##### DATASET RECORDS

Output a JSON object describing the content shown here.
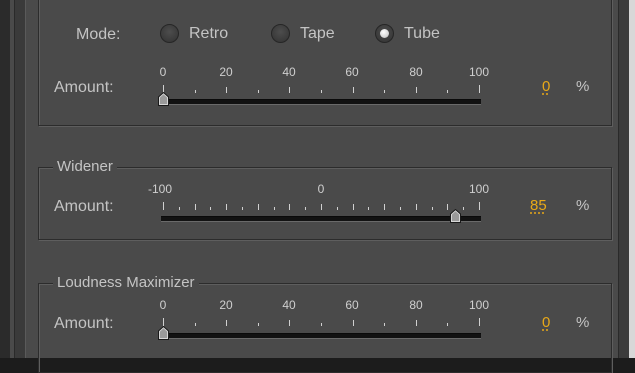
{
  "saturation": {
    "mode_label": "Mode:",
    "modes": [
      "Retro",
      "Tape",
      "Tube"
    ],
    "selected_mode": "Tube",
    "amount_label": "Amount:",
    "scale_labels": [
      "0",
      "20",
      "40",
      "60",
      "80",
      "100"
    ],
    "value": "0",
    "unit": "%",
    "level_fraction": 0.0
  },
  "widener": {
    "title": "Widener",
    "amount_label": "Amount:",
    "scale_labels": [
      "-100",
      "0",
      "100"
    ],
    "value": "85",
    "unit": "%",
    "level_fraction": 0.925
  },
  "loudness": {
    "title": "Loudness Maximizer",
    "amount_label": "Amount:",
    "scale_labels": [
      "0",
      "20",
      "40",
      "60",
      "80",
      "100"
    ],
    "value": "0",
    "unit": "%",
    "level_fraction": 0.0
  },
  "colors": {
    "panel": "#4a4a4a",
    "value_accent": "#e8a818",
    "text": "#c4c4c4"
  }
}
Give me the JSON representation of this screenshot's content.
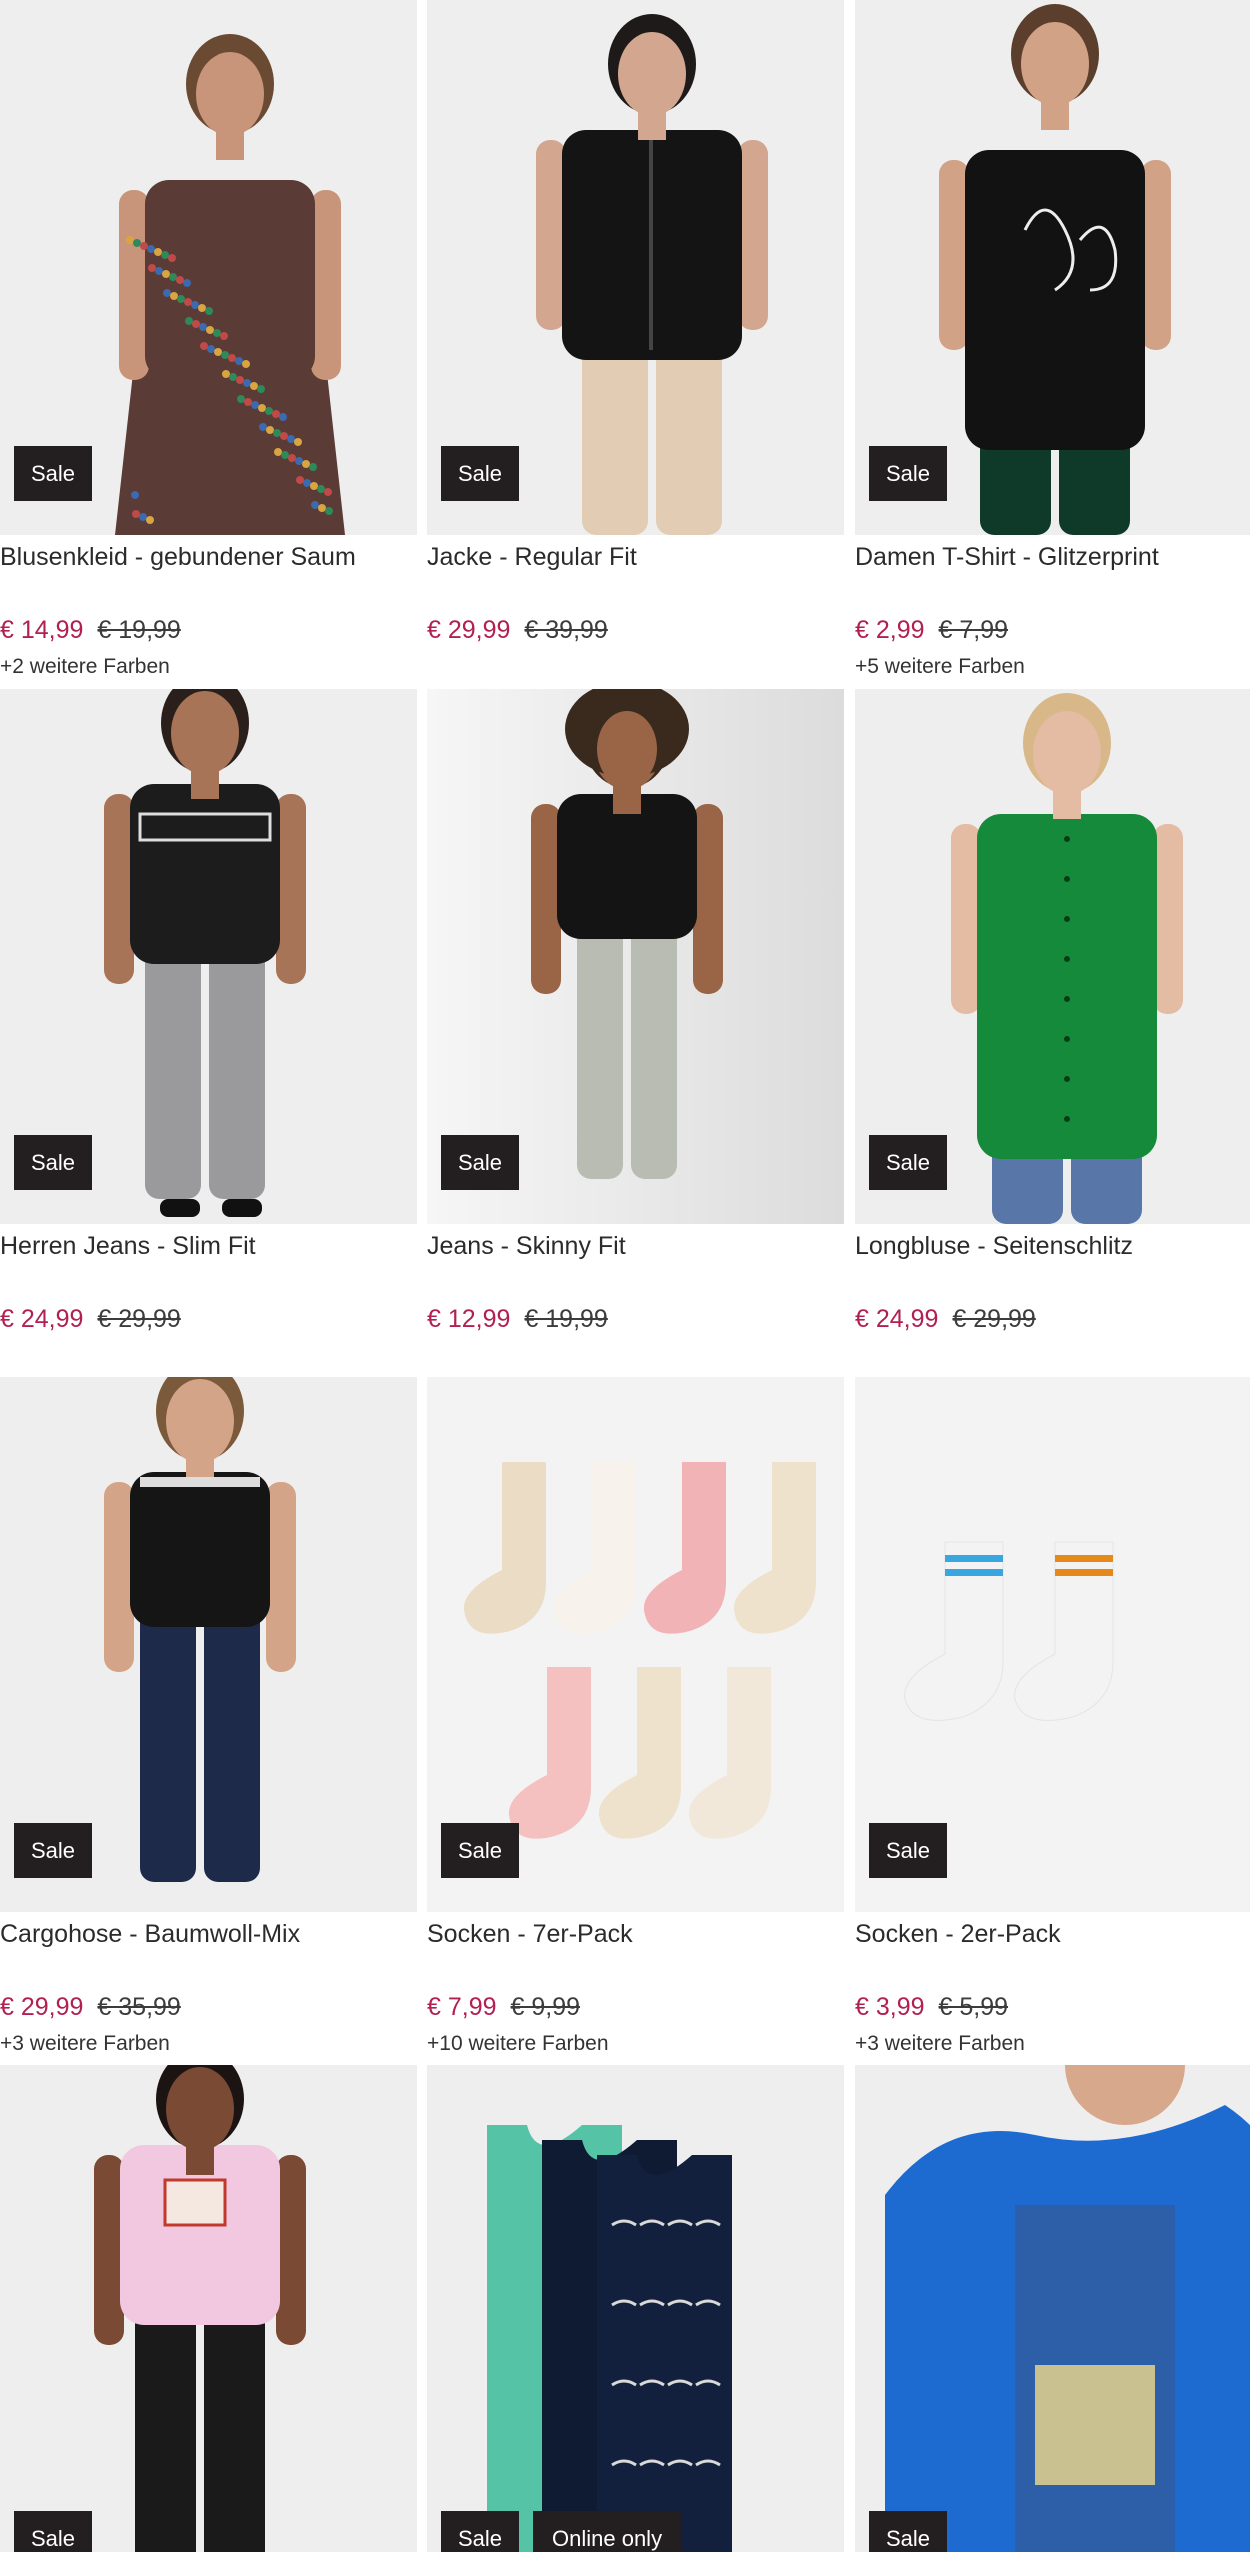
{
  "products": [
    {
      "title": "Blusenkleid - gebundener Saum",
      "price": "€ 14,99",
      "old_price": "€ 19,99",
      "colors": "+2 weitere Farben",
      "badges": [
        "Sale"
      ]
    },
    {
      "title": "Jacke - Regular Fit",
      "price": "€ 29,99",
      "old_price": "€ 39,99",
      "colors": "",
      "badges": [
        "Sale"
      ]
    },
    {
      "title": "Damen T-Shirt - Glitzerprint",
      "price": "€ 2,99",
      "old_price": "€ 7,99",
      "colors": "+5 weitere Farben",
      "badges": [
        "Sale"
      ]
    },
    {
      "title": "Herren Jeans - Slim Fit",
      "price": "€ 24,99",
      "old_price": "€ 29,99",
      "colors": "",
      "badges": [
        "Sale"
      ]
    },
    {
      "title": "Jeans - Skinny Fit",
      "price": "€ 12,99",
      "old_price": "€ 19,99",
      "colors": "",
      "badges": [
        "Sale"
      ]
    },
    {
      "title": "Longbluse - Seitenschlitz",
      "price": "€ 24,99",
      "old_price": "€ 29,99",
      "colors": "",
      "badges": [
        "Sale"
      ]
    },
    {
      "title": "Cargohose - Baumwoll-Mix",
      "price": "€ 29,99",
      "old_price": "€ 35,99",
      "colors": "+3 weitere Farben",
      "badges": [
        "Sale"
      ]
    },
    {
      "title": "Socken - 7er-Pack",
      "price": "€ 7,99",
      "old_price": "€ 9,99",
      "colors": "+10 weitere Farben",
      "badges": [
        "Sale"
      ]
    },
    {
      "title": "Socken - 2er-Pack",
      "price": "€ 3,99",
      "old_price": "€ 5,99",
      "colors": "+3 weitere Farben",
      "badges": [
        "Sale"
      ]
    },
    {
      "title": "",
      "price": "",
      "old_price": "",
      "colors": "",
      "badges": [
        "Sale"
      ]
    },
    {
      "title": "",
      "price": "",
      "old_price": "",
      "colors": "",
      "badges": [
        "Sale",
        "Online only"
      ]
    },
    {
      "title": "",
      "price": "",
      "old_price": "",
      "colors": "",
      "badges": [
        "Sale"
      ]
    }
  ],
  "images": [
    {
      "name": "floral-dress-photo",
      "colors": {
        "skin": "#c9957a",
        "hair": "#6b4a33",
        "main": "#5a3b35",
        "accent": "#c07a5c"
      }
    },
    {
      "name": "black-jacket-photo",
      "colors": {
        "skin": "#d3a78f",
        "hair": "#1d1a19",
        "main": "#141414",
        "accent": "#e2cdb4"
      }
    },
    {
      "name": "black-tshirt-photo",
      "colors": {
        "skin": "#d2a287",
        "hair": "#5b3e2c",
        "main": "#121212",
        "accent": "#0f3a2a"
      }
    },
    {
      "name": "nasa-jeans-photo",
      "colors": {
        "skin": "#a87458",
        "hair": "#2a1f1a",
        "main": "#1c1c1c",
        "accent": "#9a9a9c"
      }
    },
    {
      "name": "skinny-jeans-photo",
      "colors": {
        "skin": "#9a6546",
        "hair": "#3a2a1e",
        "main": "#141414",
        "accent": "#b9bcb2"
      }
    },
    {
      "name": "green-blouse-photo",
      "colors": {
        "skin": "#e4bba3",
        "hair": "#d8b888",
        "main": "#158a3a",
        "accent": "#5877a8"
      }
    },
    {
      "name": "cargo-pants-photo",
      "colors": {
        "skin": "#d4a488",
        "hair": "#7a5a3a",
        "main": "#151515",
        "accent": "#1d2a4a"
      }
    },
    {
      "name": "socks-7pack-photo",
      "colors": {
        "skin": "#f0e6d8",
        "hair": "#f2b3b6",
        "main": "#ebe1d3",
        "accent": "#8a5a3a"
      }
    },
    {
      "name": "socks-2pack-photo",
      "colors": {
        "skin": "#fafafa",
        "hair": "#3aa6e0",
        "main": "#f3f3f3",
        "accent": "#e58a1a"
      }
    },
    {
      "name": "pink-sweatshirt-photo",
      "colors": {
        "skin": "#7a4a34",
        "hair": "#1b1412",
        "main": "#f2c8e0",
        "accent": "#1a1a1a"
      }
    },
    {
      "name": "tank-tops-photo",
      "colors": {
        "skin": "#55c4a6",
        "hair": "#0f1a33",
        "main": "#13203d",
        "accent": "#d9d9d9"
      }
    },
    {
      "name": "blue-print-tshirt-photo",
      "colors": {
        "skin": "#d8a88c",
        "hair": "#4a3426",
        "main": "#1d6ad0",
        "accent": "#f0d98a"
      }
    }
  ]
}
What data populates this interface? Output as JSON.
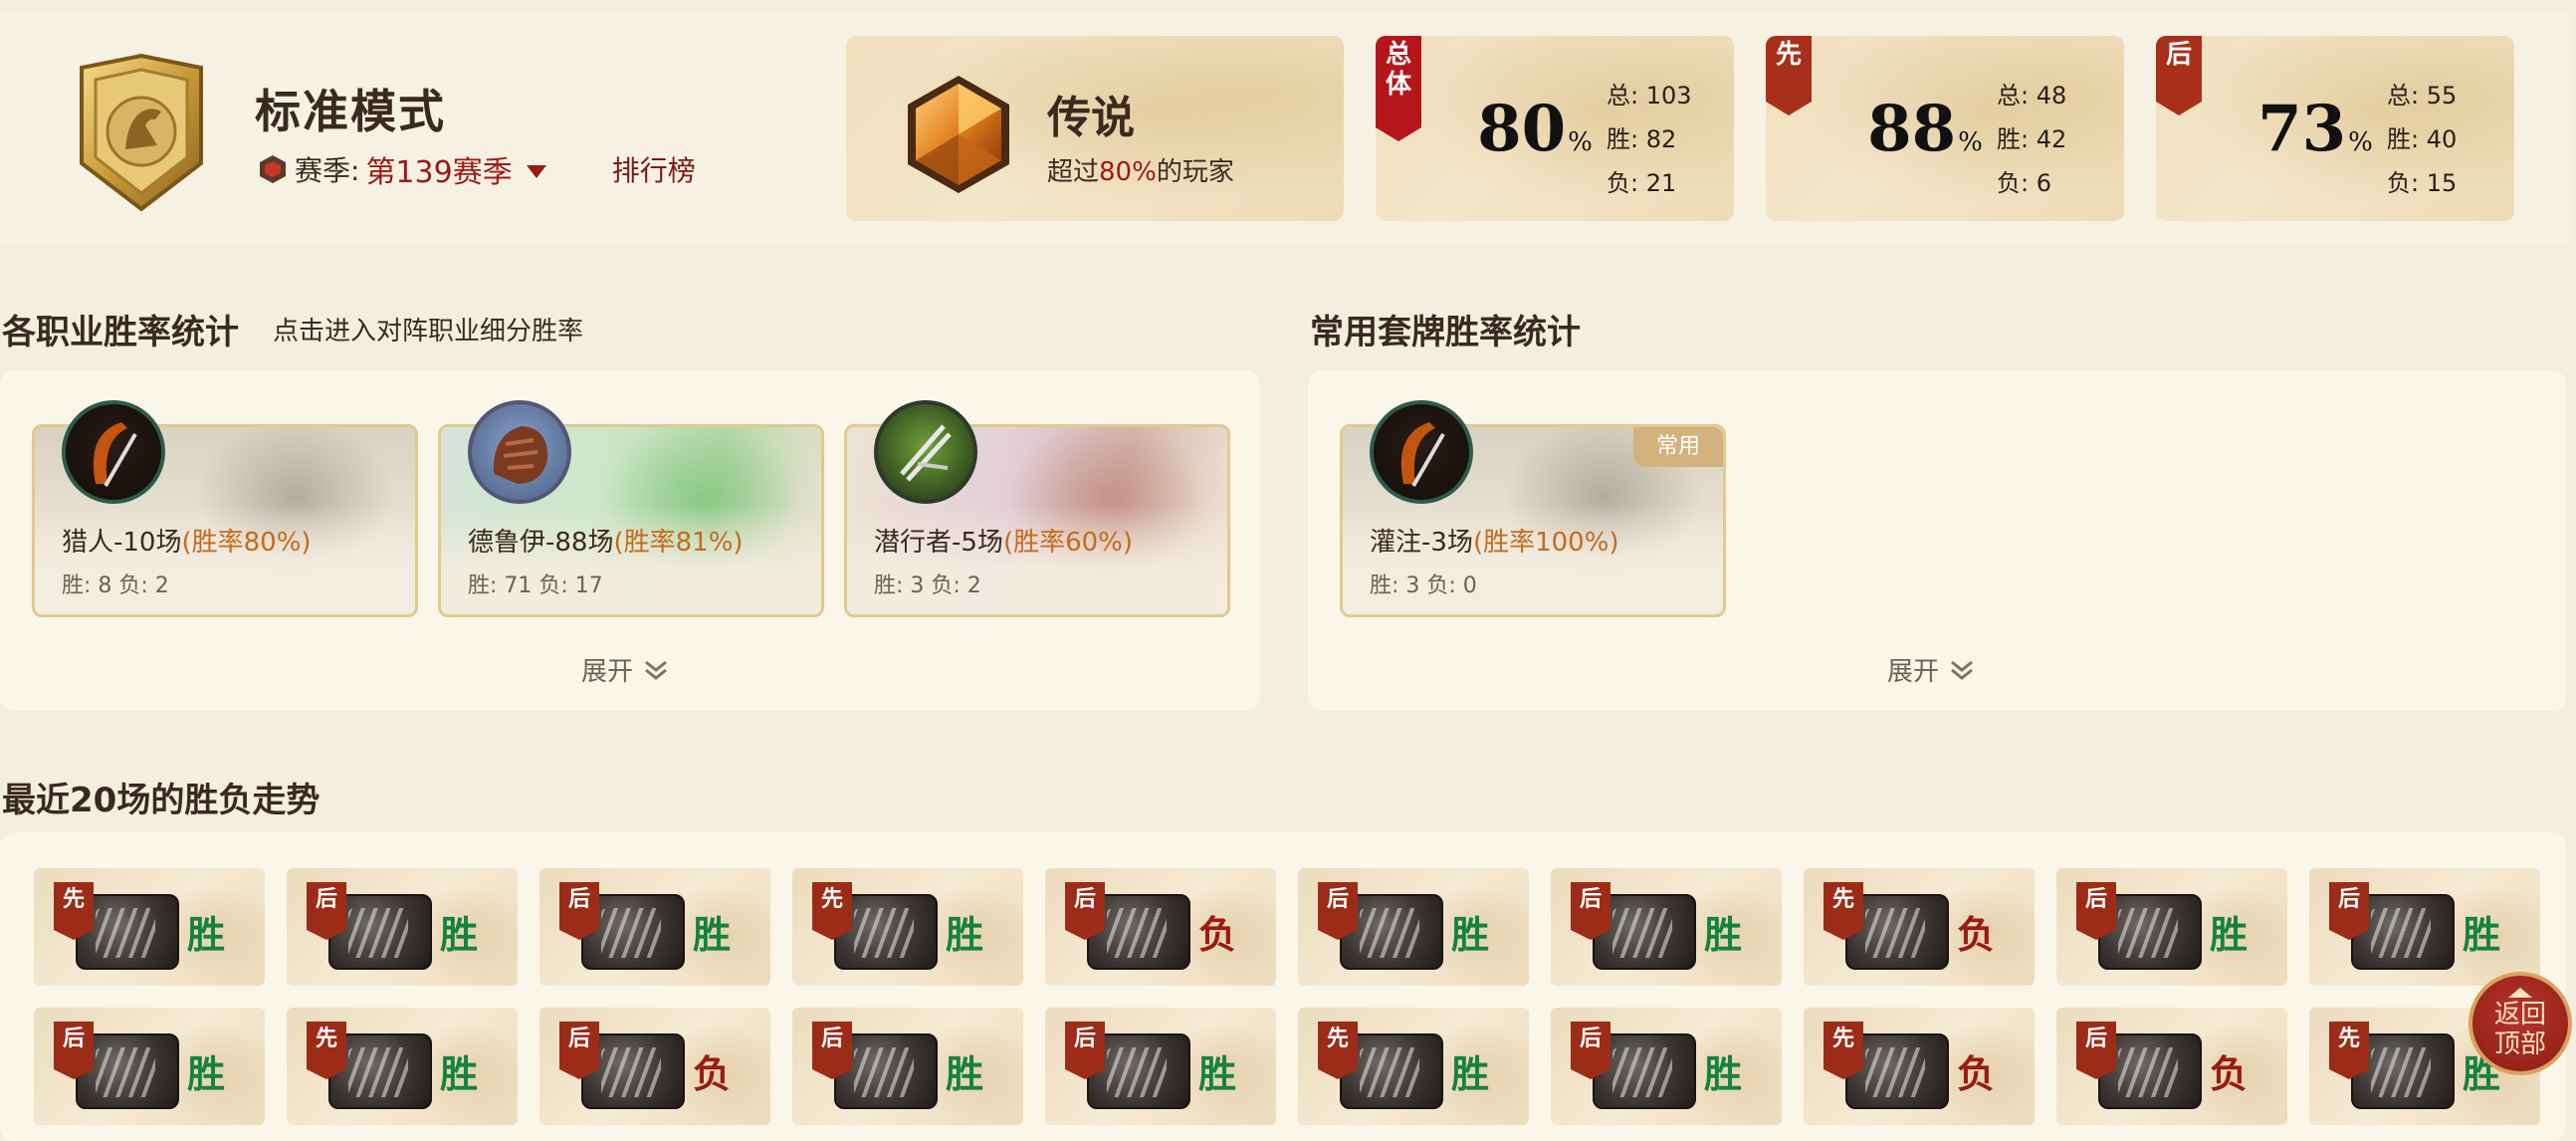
{
  "header": {
    "mode_title": "标准模式",
    "season_label": "赛季:",
    "season_value": "第139赛季",
    "rank_link": "排行榜",
    "legend": {
      "title": "传说",
      "sub_prefix": "超过",
      "sub_value": "80%",
      "sub_suffix": "的玩家"
    },
    "stats": [
      {
        "tag": "总体",
        "rate": "80",
        "pct": "%",
        "total": "总: 103",
        "win": "胜: 82",
        "lose": "负: 21"
      },
      {
        "tag": "先",
        "rate": "88",
        "pct": "%",
        "total": "总: 48",
        "win": "胜: 42",
        "lose": "负: 6"
      },
      {
        "tag": "后",
        "rate": "73",
        "pct": "%",
        "total": "总: 55",
        "win": "胜: 40",
        "lose": "负: 15"
      }
    ]
  },
  "class_section": {
    "title": "各职业胜率统计",
    "hint": "点击进入对阵职业细分胜率",
    "cards": [
      {
        "name": "猎人-10场",
        "rate": "(胜率80%)",
        "record": "胜: 8 负: 2"
      },
      {
        "name": "德鲁伊-88场",
        "rate": "(胜率81%)",
        "record": "胜: 71 负: 17"
      },
      {
        "name": "潜行者-5场",
        "rate": "(胜率60%)",
        "record": "胜: 3 负: 2"
      }
    ],
    "expand": "展开"
  },
  "deck_section": {
    "title": "常用套牌胜率统计",
    "cards": [
      {
        "name": "灌注-3场",
        "rate": "(胜率100%)",
        "record": "胜: 3 负: 0",
        "tag": "常用"
      }
    ],
    "expand": "展开"
  },
  "trend_section": {
    "title": "最近20场的胜负走势",
    "games": [
      {
        "side": "先",
        "result": "胜"
      },
      {
        "side": "后",
        "result": "胜"
      },
      {
        "side": "后",
        "result": "胜"
      },
      {
        "side": "先",
        "result": "胜"
      },
      {
        "side": "后",
        "result": "负"
      },
      {
        "side": "后",
        "result": "胜"
      },
      {
        "side": "后",
        "result": "胜"
      },
      {
        "side": "先",
        "result": "负"
      },
      {
        "side": "后",
        "result": "胜"
      },
      {
        "side": "后",
        "result": "胜"
      },
      {
        "side": "后",
        "result": "胜"
      },
      {
        "side": "先",
        "result": "胜"
      },
      {
        "side": "后",
        "result": "负"
      },
      {
        "side": "后",
        "result": "胜"
      },
      {
        "side": "后",
        "result": "胜"
      },
      {
        "side": "先",
        "result": "胜"
      },
      {
        "side": "后",
        "result": "胜"
      },
      {
        "side": "先",
        "result": "负"
      },
      {
        "side": "后",
        "result": "负"
      },
      {
        "side": "先",
        "result": "胜"
      }
    ]
  },
  "back_to_top": {
    "line1": "返回",
    "line2": "顶部"
  },
  "colors": {
    "win": "#15823f",
    "lose": "#9b1a14",
    "accent": "#9b1a14",
    "rate_orange": "#c56a1c"
  }
}
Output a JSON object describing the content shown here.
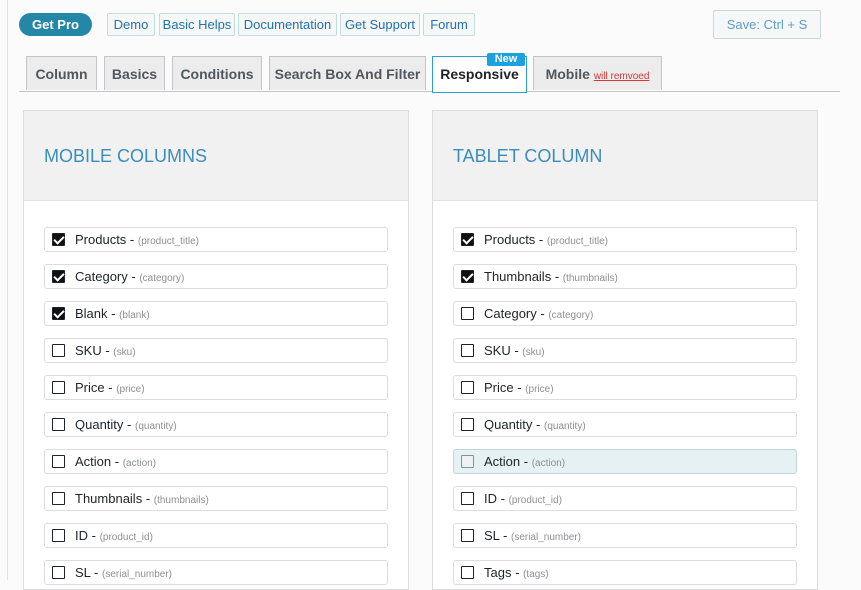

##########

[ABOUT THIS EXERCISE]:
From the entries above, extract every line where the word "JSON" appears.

[SOLUTION TO THIS TASK]:
Output a JSON object describing the content shown here.
Give me the JSON representation of this screenshot's content.
What data populates this interface? Output as JSON.
Output a JSON object describing the content shown here.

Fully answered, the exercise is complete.